AZT Causes Birth Defects,
Evidence mounts showing that AZT causes birth defects
and cancer, yet HIV doctors worry more that the new evidence will
discourage AZT consumption than they do about its grim consequences
and obvious implications.
The New Scientist (June 26; newscientist.com)
discussed the soon-to-be published findings of Stephane Blanche
of Paris's Necker Hospital and a new report by Ofelina Olivero of
the National Cancer Institute (Journal of AIDS 13:
Blanche examined the cases of about a thousand "HIV-positive"
pregnant women who followed standard protocol by consuming AZT during
pregnancy as a means of preventing the transmission of HIV infections
to their infants. He found that eight of the resulting infants,
though "HIV-negative," suffered from a neurodegenerative
condition (which the article did not specify) that kills its victims
in infancy, and which normally affects between just one-to-ten children
Blanche traces the observed eight-to-80 times increased
incidence of this disease to AZT's effect on mitochondria, "mini
cells" within cells that produce ATP, the basic unit of all
cellular energy. Scientific facts support his suspicion. AZT blocks
all DNA replication, including mitochondrial DNA which must replicate
along with the mitochondria to meet cellular energy needs. A study
not cited by the New Scientist documents the resulting
"mitochondrial myopathy" AZT consumption causes in mouse
livers (Ozawa, Biochem. Biophys. Res. Commum. 176:1,
Olivero's study demonstrates how AZT blocks DNA
replication -- by being incorporated into replicating DNA strands.
In the many cells where this incorporation does block replication,
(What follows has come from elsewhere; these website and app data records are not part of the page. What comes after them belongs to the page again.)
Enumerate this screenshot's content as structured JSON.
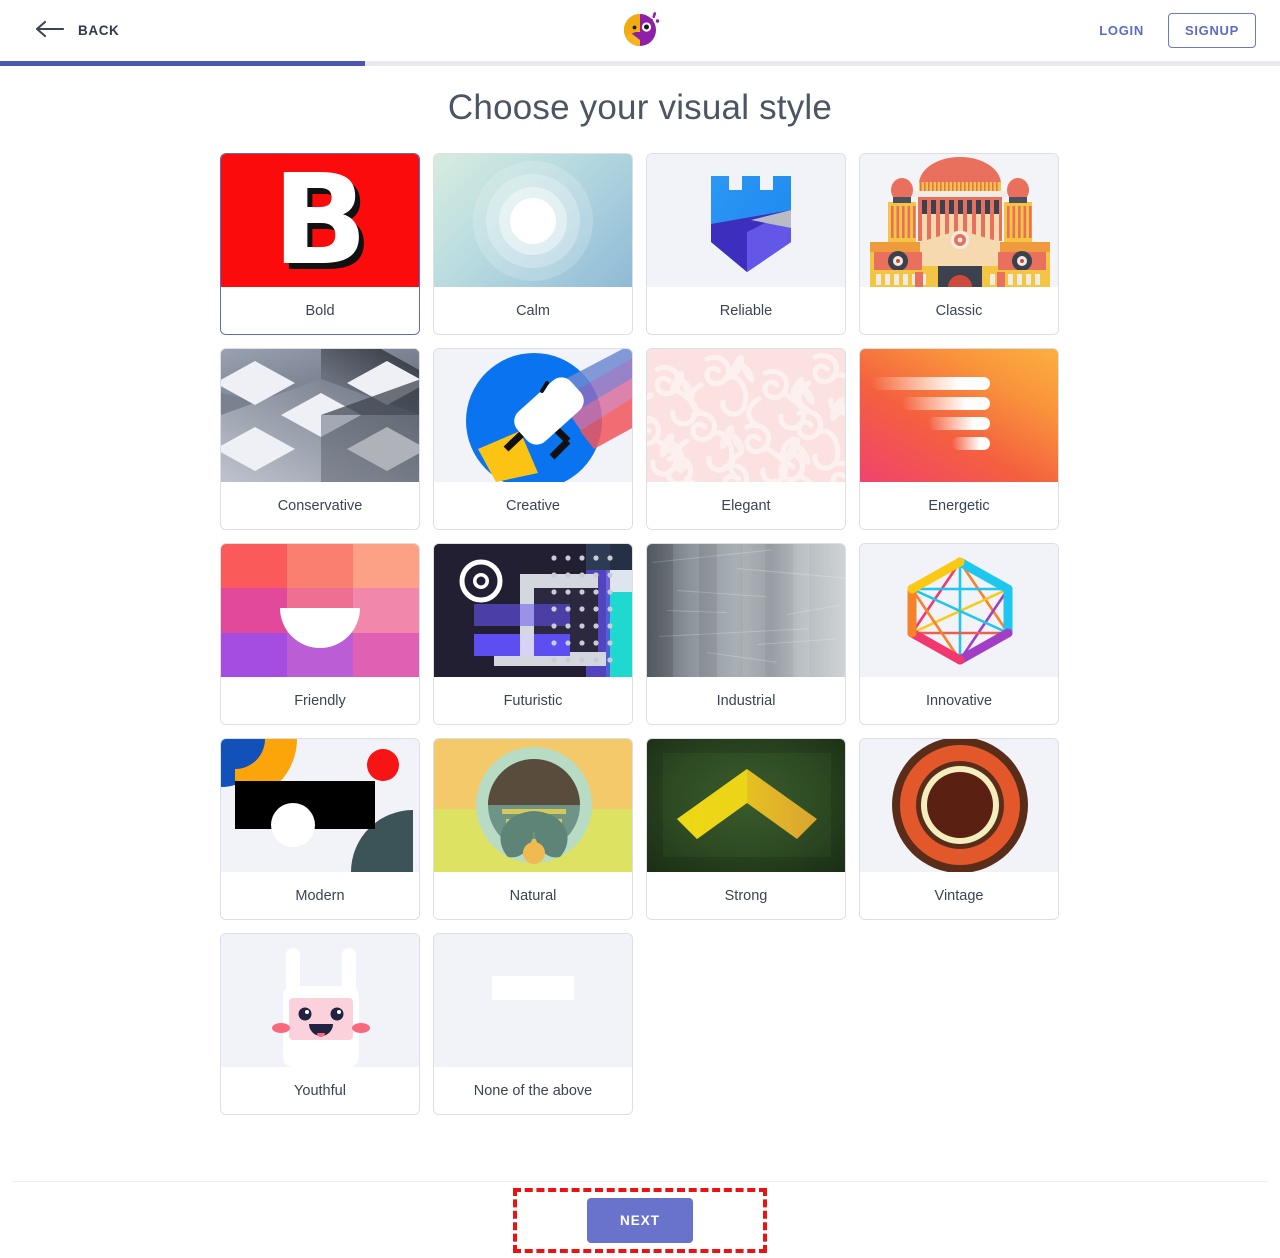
{
  "header": {
    "back_label": "BACK",
    "back_icon": "arrow-left-icon",
    "logo_icon": "parrot-logo-icon",
    "login_label": "LOGIN",
    "signup_label": "SIGNUP",
    "accent_color": "#5b6bc8"
  },
  "progress": {
    "percent": 28.5,
    "fill_color": "#4c55b6",
    "track_color": "#e8eaef"
  },
  "main": {
    "title": "Choose your visual style"
  },
  "styles": [
    {
      "label": "Bold",
      "key": "bold",
      "selected": true
    },
    {
      "label": "Calm",
      "key": "calm",
      "selected": false
    },
    {
      "label": "Reliable",
      "key": "reliable",
      "selected": false
    },
    {
      "label": "Classic",
      "key": "classic",
      "selected": false
    },
    {
      "label": "Conservative",
      "key": "conservative",
      "selected": false
    },
    {
      "label": "Creative",
      "key": "creative",
      "selected": false
    },
    {
      "label": "Elegant",
      "key": "elegant",
      "selected": false
    },
    {
      "label": "Energetic",
      "key": "energetic",
      "selected": false
    },
    {
      "label": "Friendly",
      "key": "friendly",
      "selected": false
    },
    {
      "label": "Futuristic",
      "key": "futuristic",
      "selected": false
    },
    {
      "label": "Industrial",
      "key": "industrial",
      "selected": false
    },
    {
      "label": "Innovative",
      "key": "innovative",
      "selected": false
    },
    {
      "label": "Modern",
      "key": "modern",
      "selected": false
    },
    {
      "label": "Natural",
      "key": "natural",
      "selected": false
    },
    {
      "label": "Strong",
      "key": "strong",
      "selected": false
    },
    {
      "label": "Vintage",
      "key": "vintage",
      "selected": false
    },
    {
      "label": "Youthful",
      "key": "youthful",
      "selected": false
    },
    {
      "label": "None of the above",
      "key": "none",
      "selected": false
    }
  ],
  "thumb_glyphs": {
    "bold_letter": "B"
  },
  "footer": {
    "next_label": "NEXT",
    "next_color": "#6a73cc",
    "annotation_color": "#ee1111"
  }
}
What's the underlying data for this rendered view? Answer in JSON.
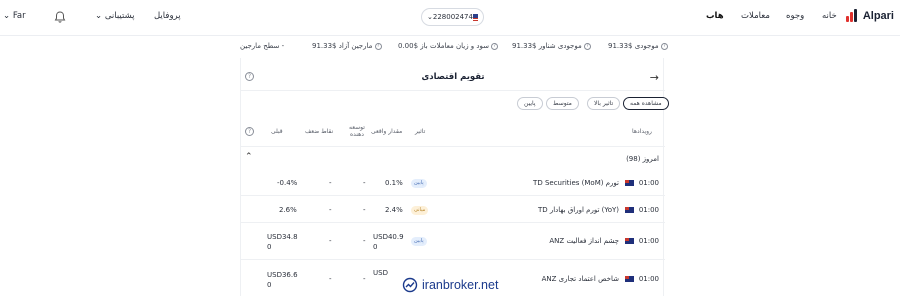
{
  "brand": {
    "name": "Alpari"
  },
  "nav": {
    "items": [
      "خانه",
      "وجوه",
      "معاملات",
      "هاب"
    ],
    "active": "هاب"
  },
  "account": {
    "number": "228002474"
  },
  "header_left": {
    "profile": "پروفایل",
    "support": "پشتیبانی",
    "language": "Far"
  },
  "status": [
    {
      "label": "موجودی",
      "value": "$91.33"
    },
    {
      "label": "موجودی شناور",
      "value": "$91.33"
    },
    {
      "label": "سود و زیان معاملات باز",
      "value": "$0.00"
    },
    {
      "label": "مارجین آزاد",
      "value": "$91.33"
    },
    {
      "label": "سطح مارجین",
      "value": "-"
    }
  ],
  "calendar": {
    "title": "تقویم اقتصادی",
    "filters": [
      "مشاهده همه",
      "تاثیر بالا",
      "متوسط",
      "پایین"
    ],
    "selected_filter": "مشاهده همه",
    "columns": [
      "رویدادها",
      "تاثیر",
      "مقدار واقعی",
      "توسعه دهنده",
      "نقاط ضعف",
      "قبلی"
    ],
    "day": {
      "label": "امروز (98)"
    },
    "rows": [
      {
        "time": "01:00",
        "event": "TD Securities (MoM) تورم",
        "impact": "پایین",
        "impact_level": "low",
        "actual": "0.1%",
        "forecast": "-",
        "consensus": "-",
        "previous": "-0.4%"
      },
      {
        "time": "01:00",
        "event": "TD تورم اوراق بهادار (YoY)",
        "impact": "میانی",
        "impact_level": "medium",
        "actual": "2.4%",
        "forecast": "-",
        "consensus": "-",
        "previous": "2.6%"
      },
      {
        "time": "01:00",
        "event": "ANZ چشم انداز فعالیت",
        "impact": "پایین",
        "impact_level": "low",
        "actual": "USD40.9\n0",
        "forecast": "-",
        "consensus": "-",
        "previous": "USD34.8\n0"
      },
      {
        "time": "01:00",
        "event": "ANZ شاخص اعتماد تجاری",
        "impact": "",
        "impact_level": "",
        "actual": "USD",
        "forecast": "-",
        "consensus": "-",
        "previous": "USD36.6\n0"
      }
    ]
  },
  "watermark": {
    "text": "iranbroker.net"
  },
  "colors": {
    "brand_blue": "#1b3a8c",
    "low_badge": "#4a6fb5",
    "medium_badge": "#b7862c"
  }
}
not only will HIV fail to replicate (in the rare cell -- 1 in 10,000
-- that harbors HIV replication), but the host cell dies; and in
cases where the incorporation fails to block replication, the resulting
DNA strand now contains AZT rather than the DNA unit that AZT mimics.
This represents a mutation that Olivero regards as possibly carcinogenic,
increasing the chances of cancer.
Although reported as news, these studies merely
restate what everybody has known all along about AZT-style drugs
(nucleoside analogs) used to treat people who test "HIV positive."
These drugs represent a broad class of pharmaceuticals used both
to treat leukemia and organ transplant patients. Their utility in
these capacities derives from their immune cell-killing capacity,
which directly relieves leukemia (immune cell cancer) and causes
general immune suppression that helps transplanted organs to "take."
But in either case the patient suffers unwanted immune suppression.
Since these drugs cause immune suppression, they
make illogical choices for treating or preventing immune suppression.
And besides immune suppression, these drugs cause other AIDS-defining
conditions because they kill digestive tract cells (causing wasting)
and cells-within-cells mitochondria (causing dementia).
The carcinogenic phenomenon demonstrated by Olivero
illustrates a paradox not just for using these agents to treat cancer
(since they also cause cancer), but for treating AIDS, since some
cancers qualify as AIDS-defining diseases.
Meanwhile scientists have yet to demonstrate any
AIDS-causing capacity for HIV. The known immune-suppressing effects
of these drugs, which make them useful in preventing organ recipients
from rejecting their transplanted organs, presents a second paradox
when physicians use them to treat people who test "HIV-positive."
Such physicians assume (incorrectly) that these tests indicate actual
HIV infections, and further assume (also incorrectly) that these
infections cause immune-cell death, resulting in the immune suppression
observed as AIDS. They prescribe these drugs because they halt HIV
replication, forgetting (or ignoring) that these drugs by definition
(and unlike HIV) kill immune cells, and thus really do cause immune
suppression (also unlike HIV).
The New Scientist makes sure to declare
that the new evidence of AZT toxicity should discourage no one from
consuming these drugs. "Most specialists stress that, on balance,
they would still urge pregnant women with HIV to take [these] drugs
to minimize the chance of their babies being infected by the virus.
Indeed, as New Scientist went to press, medical authorities
in France and the US were preparing statements on Blanche's findings
which are expected to stress the benefits of using the drugs."